FACT CHECK: U.S. Government Commissioned Spanish-Language 'Star-Spangled Banner' in 1919

The right wing is up in arms over a new version of the Star-Spangled Banner written in Spanish. Last week President Bush stated that "the national anthem ought to be sung in English." Yesterday Sen. Lamar Alexander (R-TN) introduced a resolution requiring the Star-Spangled banner to be sung only in English:

That flag and that song are a part of our history and our national identity. ... That's why in 1931 Congress declared the Star-Spangled Banner our national anthem. That's why we should always sing it in our common language, English.

In his press release, Alexander said the Star-Spangled Banner has "never before...been rendered in another language."

But in 1919, the U.S. Bureau of Education commissioned a Spanish-language version of "The Star Spangled Banner." The State Department's website also features four-separate versions of the anthem in Spanish.

Monday, May 01, 2006

Stage 2B Invasive - A Good Sign

In a stale hall with unfinished walls,
my feet push my trembling hand
holding roses
like if it was my Mother's fingers,
five years old still
hanging on to a bad dream.

It was the drum in my chest
that pulled me into the room.
It was the rock I swallowed
that opened the curtain.

I found her tired face and swollen circles,
her mouth broadened big:
a smile brightened and beautiful.

As she reached my hand before
I could place my my gift in hers,
I reached her cheek,
and found a strong warmth
in her embrace.

She turned her neck from the
path of a bullet
aimed through her breast,
a tunnel down to mines
of weeds and poison.


I sank,
I couldn't
take the sword's strike
from the deep gasp
of her hand.

My sister wore that stab
like a black eyed
and broken-nosed dress.
giving me a mirror.

I stood with no clue
I stood blank
in front of the hard slip
of what I have always known
to be the strongest grace.

I come from a long line
of guerilleros
My Mother the bravest one
and for my Mother,
it was her Mother
and with
Grandmother stood my Grandfather
and with my Sisters, my Brother
with them, me.

all there along my Father's side.
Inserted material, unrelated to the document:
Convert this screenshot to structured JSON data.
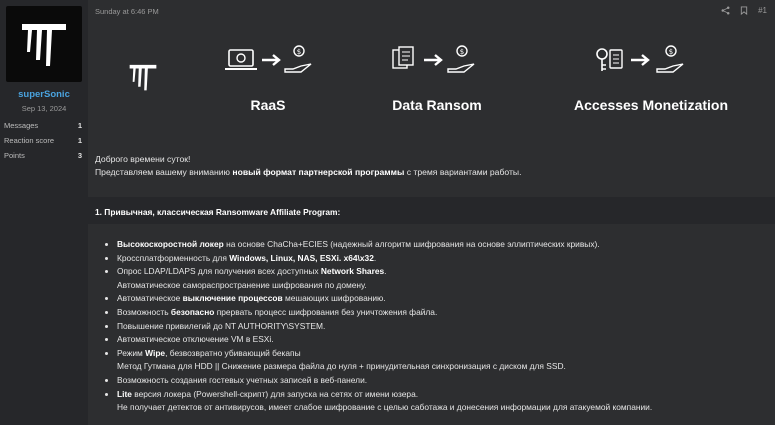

Our blood in my veins,
helped my Mother up
and untied her gown
and guided her arm through
the strap of her bra

I saw my birth in her breasts:
my origin, my nourishment,
my comfort...myself.

Her body is my own.

This the beginning,
soon a space will remain
to give more land
for love to create
greater change
in my blood's time.